Stakeholders in the forensic science, legal, and standards community came together to discuss the intersection of these fields in this year’s American National Standards Institute (ANSI) Legal Issues Forum: Forensic Standards and Conformity Assessment. Part of ANSI’s World Standards Week series of events, the forum was held on Thursday, May 19, in Washington, DC with more than 250 people in attendance in-person and online.
The event began with keynote speaker Judge Pamela King, district court judge for Minnesota’s 3rd Judicial District. Judge King, a fellow at the American Academy of Forensic Science and highly-regarded national advisor on the importance of rigorous forensic standards in the pursuit of justice, spoke to the relationship between evidentiary rules and forensic science, highlighting how standards have been impacting forensic science disciplines in increasingly new and positive ways. Forensic science used in a legal setting brings with it many risks – the stakes are high and the impact on families and communities is immense, so it’s important to do everything possible to assure that results are reliable and replicable. That’s where consensus-based standards come in, King said.
Following the keynote address, the first distinguished panel was convened by moderator Dr. Mary McKiel, ANSI Board vice chair and standards consultant with the American Academy of Forensic Sciences – Academy Standards Board, which addressed how performance can be assessed against forensic standards from the lab perspective. Panelists Linda Jackson, director of the Virginia Department of Forensic Sciences, provided an illuminating history of the evolution of forensic science, standards and accreditation efforts; Scott Oulton, associate deputy assistant administrator of the Drug Enforcement Administration (DEA) Office of Forensic Sciences, spoke to federal involvement with standards-setting in the forensic space; Brad Putnam, senior director of accreditation, forensics for the ANSI National Accreditation Board (ANAB), offered perspectives from a crime detection laboratory, including how methods have improved over the years to assure accuracy and reliability; and Peter Stout, president and CEO of the Houston Forensic Science Center, emphasized the importance of pursuing accreditation in forensics, while also viewing accreditation as a minimum standard for best practices.
The program’s second distinguished panel took the stage to discuss the role of forensic standards in the administration of justice, the forensic standards currently used in the courtroom, and the profound impact these standards (and the evidence to which they apply) can have on the outcome of cases in our judicial system. Pamela Sale, vice president, forensics at ANAB served as moderator. Panelists Sarah Chu, senior advisor on forensic science policy for the Innocence Project, advocated that criminal legal and forensic standards align with the ANSI Essential Requirements; Ted Hunt, special counsel – Science and Technology Branch for the Federal Bureau of Investigation (FBI), addressed the challenge of developing forensic standards that can accommodate everyone; Terri Rosenblatt, chief of the Post-Conviction Justice Unit for the Manhattan District Attorney’s Office, encouraged diverse representation of stakeholders in standards committees, including individuals affected by the use of forensics; and Raymond Valerio, assistant district attorney and director of forensic sciences for the Office of the Queens County District Attorney, highlighted the importance of forensic standards in producing reliable evidence in criminal trials.
At the event’s conclusion, Gail Matthews, ANSI associate general counsel, provided brief closing remarks stating that while forensic standards have come a long way, there is still plenty of work to be done.

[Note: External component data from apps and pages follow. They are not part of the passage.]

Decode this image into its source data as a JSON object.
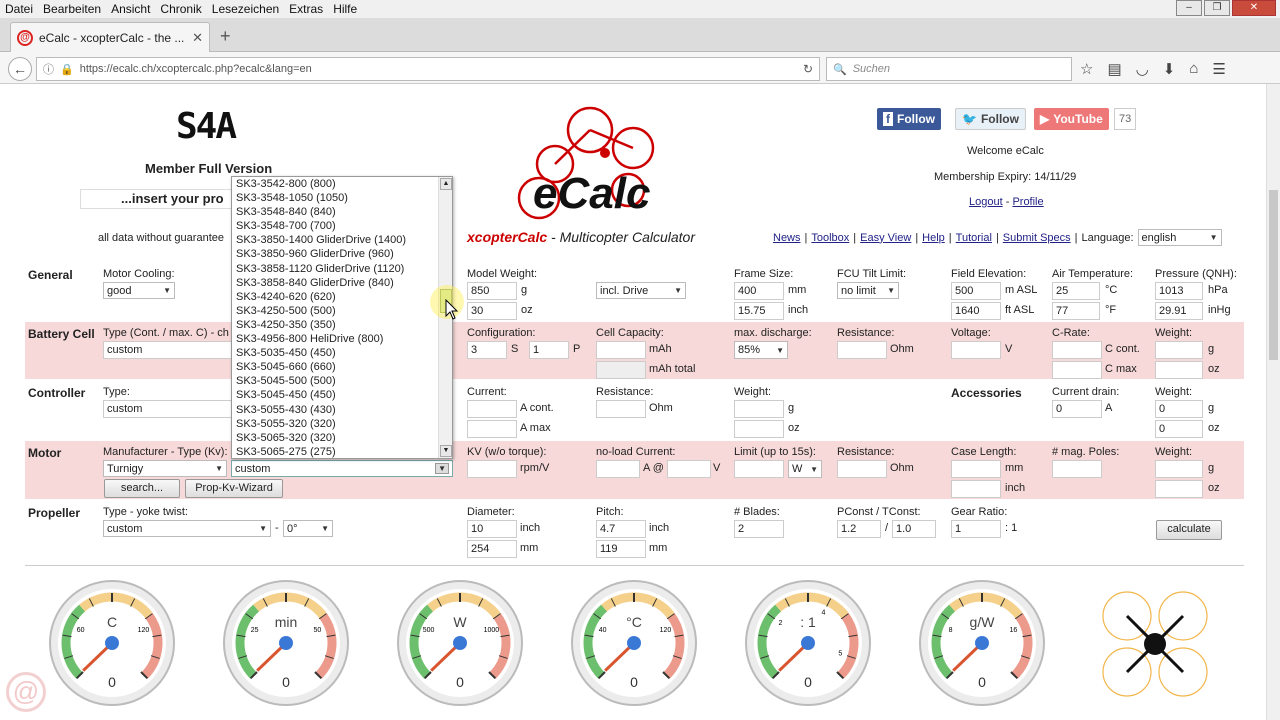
{
  "menubar": {
    "items": [
      "Datei",
      "Bearbeiten",
      "Ansicht",
      "Chronik",
      "Lesezeichen",
      "Extras",
      "Hilfe"
    ]
  },
  "tab": {
    "title": "eCalc - xcopterCalc - the ..."
  },
  "nav": {
    "url": "https://ecalc.ch/xcoptercalc.php?ecalc&lang=en",
    "search_placeholder": "Suchen"
  },
  "header": {
    "lcd": "S4A",
    "member": "Member Full Version",
    "insert": "...insert your pro",
    "disclaimer": "all data without guarantee",
    "brand": "eCalc",
    "subtitle_bold": "xcopterCalc",
    "subtitle_rest": " - Multicopter Calculator"
  },
  "social": {
    "facebook": "Follow",
    "twitter": "Follow",
    "youtube": "YouTube",
    "youtube_count": "73"
  },
  "account": {
    "welcome": "Welcome eCalc",
    "expiry": "Membership Expiry: 14/11/29",
    "logout": "Logout",
    "profile": "Profile"
  },
  "topnav": {
    "links": [
      "News",
      "Toolbox",
      "Easy View",
      "Help",
      "Tutorial",
      "Submit Specs"
    ],
    "language_label": "Language:",
    "language": "english"
  },
  "general": {
    "title": "General",
    "motor_cooling_label": "Motor Cooling:",
    "motor_cooling": "good",
    "model_weight_label": "Model Weight:",
    "model_weight_g": "850",
    "g": "g",
    "model_weight_oz": "30",
    "oz": "oz",
    "incl": "incl. Drive",
    "frame_size_label": "Frame Size:",
    "frame_mm": "400",
    "mm": "mm",
    "frame_inch": "15.75",
    "inch": "inch",
    "fcu_label": "FCU Tilt Limit:",
    "fcu": "no limit",
    "elev_label": "Field Elevation:",
    "elev_m": "500",
    "m_asl": "m ASL",
    "elev_ft": "1640",
    "ft_asl": "ft ASL",
    "air_label": "Air Temperature:",
    "air_c": "25",
    "c": "°C",
    "air_f": "77",
    "f": "°F",
    "pres_label": "Pressure (QNH):",
    "pres_hpa": "1013",
    "hpa": "hPa",
    "pres_inhg": "29.91",
    "inhg": "inHg"
  },
  "battery": {
    "title": "Battery Cell",
    "type_label": "Type (Cont. / max. C) - ch",
    "type": "custom",
    "config_label": "Configuration:",
    "s_val": "3",
    "s": "S",
    "p_val": "1",
    "p": "P",
    "capacity_label": "Cell Capacity:",
    "mah": "mAh",
    "mah_total": "mAh total",
    "maxdis_label": "max. discharge:",
    "maxdis": "85%",
    "res_label": "Resistance:",
    "ohm": "Ohm",
    "volt_label": "Voltage:",
    "v": "V",
    "crate_label": "C-Rate:",
    "ccont": "C cont.",
    "cmax": "C max",
    "weight_label": "Weight:",
    "g": "g",
    "oz": "oz"
  },
  "controller": {
    "title": "Controller",
    "type_label": "Type:",
    "type": "custom",
    "current_label": "Current:",
    "acont": "A cont.",
    "amax": "A max",
    "res_label": "Resistance:",
    "ohm": "Ohm",
    "weight_label": "Weight:",
    "g": "g",
    "oz": "oz",
    "acc_title": "Accessories",
    "drain_label": "Current drain:",
    "drain": "0",
    "a": "A",
    "acc_weight_label": "Weight:",
    "acc_g": "0",
    "acc_oz": "0"
  },
  "motor": {
    "title": "Motor",
    "manu_label": "Manufacturer - Type (Kv):",
    "manufacturer": "Turnigy",
    "type": "custom",
    "search": "search...",
    "wizard": "Prop-Kv-Wizard",
    "kv_label": "KV (w/o torque):",
    "rpmv": "rpm/V",
    "noload_label": "no-load Current:",
    "a_at": "A @",
    "v": "V",
    "limit_label": "Limit (up to 15s):",
    "w": "W",
    "res_label": "Resistance:",
    "ohm": "Ohm",
    "case_label": "Case Length:",
    "mm": "mm",
    "inch": "inch",
    "poles_label": "# mag. Poles:",
    "weight_label": "Weight:",
    "g": "g",
    "oz": "oz"
  },
  "propeller": {
    "title": "Propeller",
    "type_label": "Type - yoke twist:",
    "type": "custom",
    "dash": "-",
    "twist": "0°",
    "dia_label": "Diameter:",
    "dia_in": "10",
    "inch": "inch",
    "dia_mm": "254",
    "mm": "mm",
    "pitch_label": "Pitch:",
    "pitch_in": "4.7",
    "pitch_mm": "119",
    "blades_label": "# Blades:",
    "blades": "2",
    "pconst_label": "PConst / TConst:",
    "pconst": "1.2",
    "slash": "/",
    "tconst": "1.0",
    "gear_label": "Gear Ratio:",
    "gear": "1",
    "gear_suffix": ": 1",
    "calculate": "calculate"
  },
  "dropdown": {
    "options": [
      "SK3-3542-800 (800)",
      "SK3-3548-1050 (1050)",
      "SK3-3548-840 (840)",
      "SK3-3548-700 (700)",
      "SK3-3850-1400 GliderDrive (1400)",
      "SK3-3850-960 GliderDrive (960)",
      "SK3-3858-1120 GliderDrive (1120)",
      "SK3-3858-840 GliderDrive (840)",
      "SK3-4240-620 (620)",
      "SK3-4250-500 (500)",
      "SK3-4250-350 (350)",
      "SK3-4956-800 HeliDrive (800)",
      "SK3-5035-450 (450)",
      "SK3-5045-660 (660)",
      "SK3-5045-500 (500)",
      "SK3-5045-450 (450)",
      "SK3-5055-430 (430)",
      "SK3-5055-320 (320)",
      "SK3-5065-320 (320)",
      "SK3-5065-275 (275)"
    ]
  },
  "gauges": [
    {
      "unit": "C",
      "value": "0",
      "ticks": [
        "60",
        "120"
      ],
      "name": "load"
    },
    {
      "unit": "min",
      "value": "0",
      "ticks": [
        "25",
        "50"
      ],
      "name": "flight-time"
    },
    {
      "unit": "W",
      "value": "0",
      "ticks": [
        "500",
        "1000"
      ],
      "name": "power"
    },
    {
      "unit": "°C",
      "value": "0",
      "ticks": [
        "40",
        "120"
      ],
      "name": "temperature"
    },
    {
      "unit": ": 1",
      "value": "0",
      "ticks": [
        "2",
        "4",
        "5"
      ],
      "name": "thrust-weight"
    },
    {
      "unit": "g/W",
      "value": "0",
      "ticks": [
        "8",
        "16"
      ],
      "name": "efficiency"
    }
  ],
  "colors": {
    "accent": "#c00000",
    "pink": "#f7d9d9",
    "fb": "#3b5998"
  }
}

She thanked the panelists for the spirited and enlightening discussion of these important issues.